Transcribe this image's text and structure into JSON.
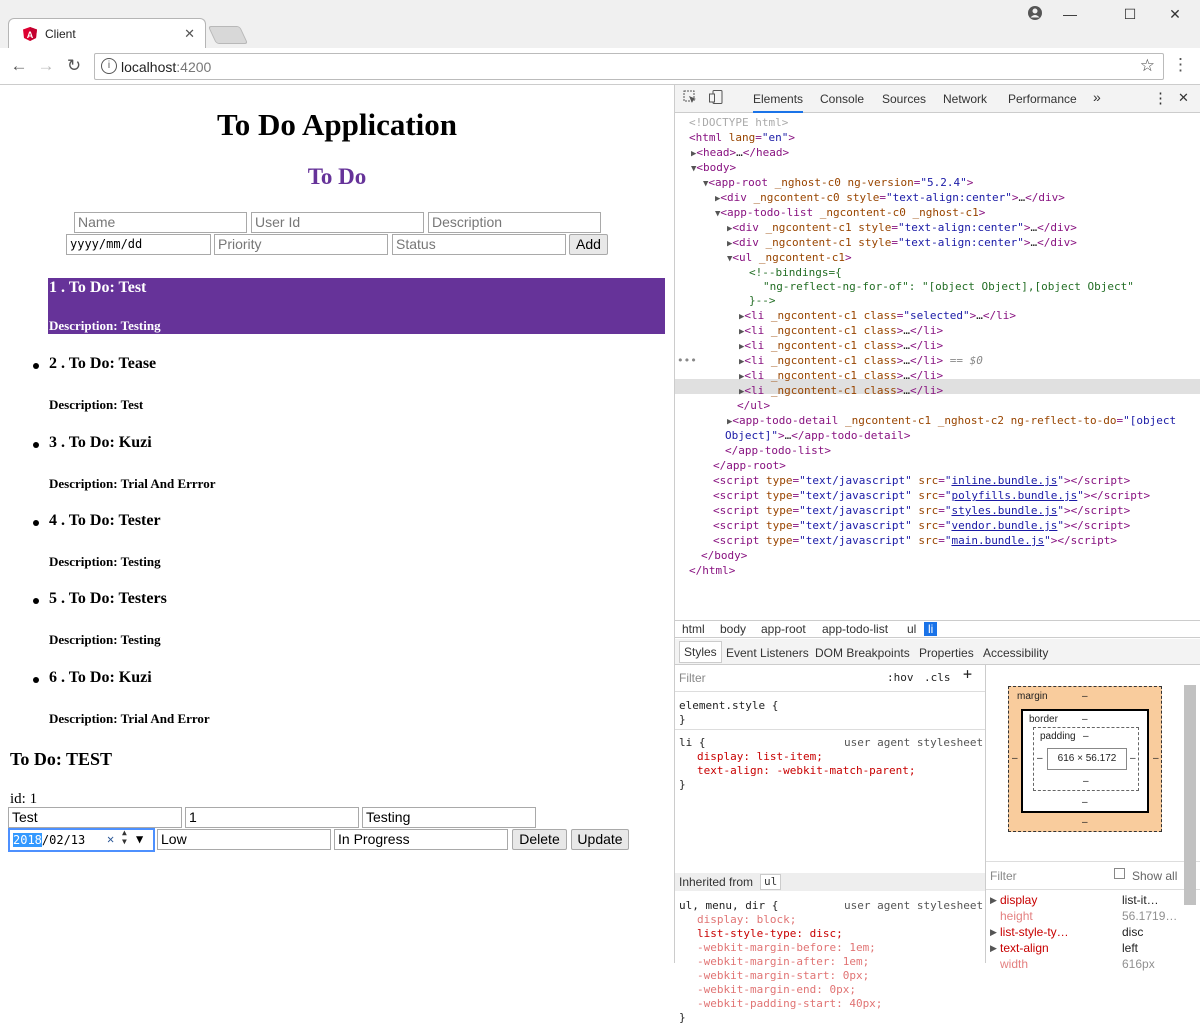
{
  "browser": {
    "tab_title": "Client",
    "url_host": "localhost",
    "url_port": ":4200"
  },
  "page": {
    "title": "To Do Application",
    "subtitle": "To Do",
    "form": {
      "name_placeholder": "Name",
      "userid_placeholder": "User Id",
      "description_placeholder": "Description",
      "date_placeholder": "yyyy/mm/dd",
      "priority_placeholder": "Priority",
      "status_placeholder": "Status",
      "add_label": "Add"
    },
    "items": [
      {
        "title": "1 . To Do: Test",
        "desc": "Description: Testing"
      },
      {
        "title": "2 . To Do: Tease",
        "desc": "Description: Test"
      },
      {
        "title": "3 . To Do: Kuzi",
        "desc": "Description: Trial And Errror"
      },
      {
        "title": "4 . To Do: Tester",
        "desc": "Description: Testing"
      },
      {
        "title": "5 . To Do: Testers",
        "desc": "Description: Testing"
      },
      {
        "title": "6 . To Do: Kuzi",
        "desc": "Description: Trial And Error"
      }
    ],
    "detail": {
      "title": "To Do: TEST",
      "id_label": "id: 1",
      "name_value": "Test",
      "userid_value": "1",
      "description_value": "Testing",
      "date_year": "2018",
      "date_rest": "/02/13",
      "priority_value": "Low",
      "status_value": "In Progress",
      "delete_label": "Delete",
      "update_label": "Update"
    }
  },
  "devtools": {
    "tabs": [
      "Elements",
      "Console",
      "Sources",
      "Network",
      "Performance"
    ],
    "breadcrumbs": [
      "html",
      "body",
      "app-root",
      "app-todo-list",
      "ul",
      "li"
    ],
    "style_tabs": [
      "Styles",
      "Event Listeners",
      "DOM Breakpoints",
      "Properties",
      "Accessibility"
    ],
    "filter_label": "Filter",
    "hov_label": ":hov",
    "cls_label": ".cls",
    "element_style": "element.style {",
    "li_selector": "li {",
    "user_agent": "user agent stylesheet",
    "li_display": "display: list-item;",
    "li_text_align": "text-align: -webkit-match-parent;",
    "inherited_from": "Inherited from",
    "inherited_tag": "ul",
    "ul_selector": "ul, menu, dir {",
    "ul_rules": [
      "display: block;",
      "list-style-type: disc;",
      "-webkit-margin-before: 1em;",
      "-webkit-margin-after: 1em;",
      "-webkit-margin-start: 0px;",
      "-webkit-margin-end: 0px;",
      "-webkit-padding-start: 40px;"
    ],
    "box_model": {
      "margin_label": "margin",
      "border_label": "border",
      "padding_label": "padding",
      "dash": "–",
      "content_size": "616 × 56.172"
    },
    "computed_filter": "Filter",
    "show_all": "Show all",
    "computed": [
      {
        "prop": "display",
        "value": "list-it…"
      },
      {
        "prop": "height",
        "value": "56.1719…"
      },
      {
        "prop": "list-style-ty…",
        "value": "disc"
      },
      {
        "prop": "text-align",
        "value": "left"
      },
      {
        "prop": "width",
        "value": "616px"
      }
    ]
  },
  "colors": {
    "accent": "#663399",
    "devtools_blue": "#1a73e8"
  }
}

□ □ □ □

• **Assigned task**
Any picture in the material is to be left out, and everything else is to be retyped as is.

• **Task result**
Transcribe this image's text and structure into JSON.
{
  "browser": {
    "tab_title": "Client",
    "url_host": "localhost",
    "url_port": ":4200"
  },
  "page": {
    "title": "To Do Application",
    "subtitle": "To Do",
    "form": {
      "name_placeholder": "Name",
      "userid_placeholder": "User Id",
      "description_placeholder": "Description",
      "date_placeholder": "yyyy/mm/dd",
      "priority_placeholder": "Priority",
      "status_placeholder": "Status",
      "add_label": "Add"
    },
    "items": [
      {
        "title": "1 . To Do: Test",
        "desc": "Description: Testing"
      },
      {
        "title": "2 . To Do: Tease",
        "desc": "Description: Test"
      },
      {
        "title": "3 . To Do: Kuzi",
        "desc": "Description: Trial And Errror"
      },
      {
        "title": "4 . To Do: Tester",
        "desc": "Description: Testing"
      },
      {
        "title": "5 . To Do: Testers",
        "desc": "Description: Testing"
      },
      {
        "title": "6 . To Do: Kuzi",
        "desc": "Description: Trial And Error"
      }
    ],
    "detail": {
      "title": "To Do: TEST",
      "id_label": "id: 1",
      "name_value": "Test",
      "userid_value": "1",
      "description_value": "Testing",
      "date_year": "2018",
      "date_rest": "/02/13",
      "priority_value": "Low",
      "status_value": "In Progress",
      "delete_label": "Delete",
      "update_label": "Update"
    }
  },
  "devtools": {
    "tabs": [
      "Elements",
      "Console",
      "Sources",
      "Network",
      "Performance"
    ],
    "breadcrumbs": [
      "html",
      "body",
      "app-root",
      "app-todo-list",
      "ul",
      "li"
    ],
    "style_tabs": [
      "Styles",
      "Event Listeners",
      "DOM Breakpoints",
      "Properties",
      "Accessibility"
    ],
    "filter_label": "Filter",
    "hov_label": ":hov",
    "cls_label": ".cls",
    "element_style": "element.style {",
    "li_selector": "li {",
    "user_agent": "user agent stylesheet",
    "li_display": "display: list-item;",
    "li_text_align": "text-align: -webkit-match-parent;",
    "inherited_from": "Inherited from",
    "inherited_tag": "ul",
    "ul_selector": "ul, menu, dir {",
    "ul_rules": [
      "display: block;",
      "list-style-type: disc;",
      "-webkit-margin-before: 1em;",
      "-webkit-margin-after: 1em;",
      "-webkit-margin-start: 0px;",
      "-webkit-margin-end: 0px;",
      "-webkit-padding-start: 40px;"
    ],
    "box_model": {
      "margin_label": "margin",
      "border_label": "border",
      "padding_label": "padding",
      "dash": "–",
      "content_size": "616 × 56.172"
    },
    "computed_filter": "Filter",
    "show_all": "Show all",
    "computed": [
      {
        "prop": "display",
        "value": "list-it…"
      },
      {
        "prop": "height",
        "value": "56.1719…"
      },
      {
        "prop": "list-style-ty…",
        "value": "disc"
      },
      {
        "prop": "text-align",
        "value": "left"
      },
      {
        "prop": "width",
        "value": "616px"
      }
    ]
  },
  "colors": {
    "accent": "#663399",
    "devtools_blue": "#1a73e8"
  }
}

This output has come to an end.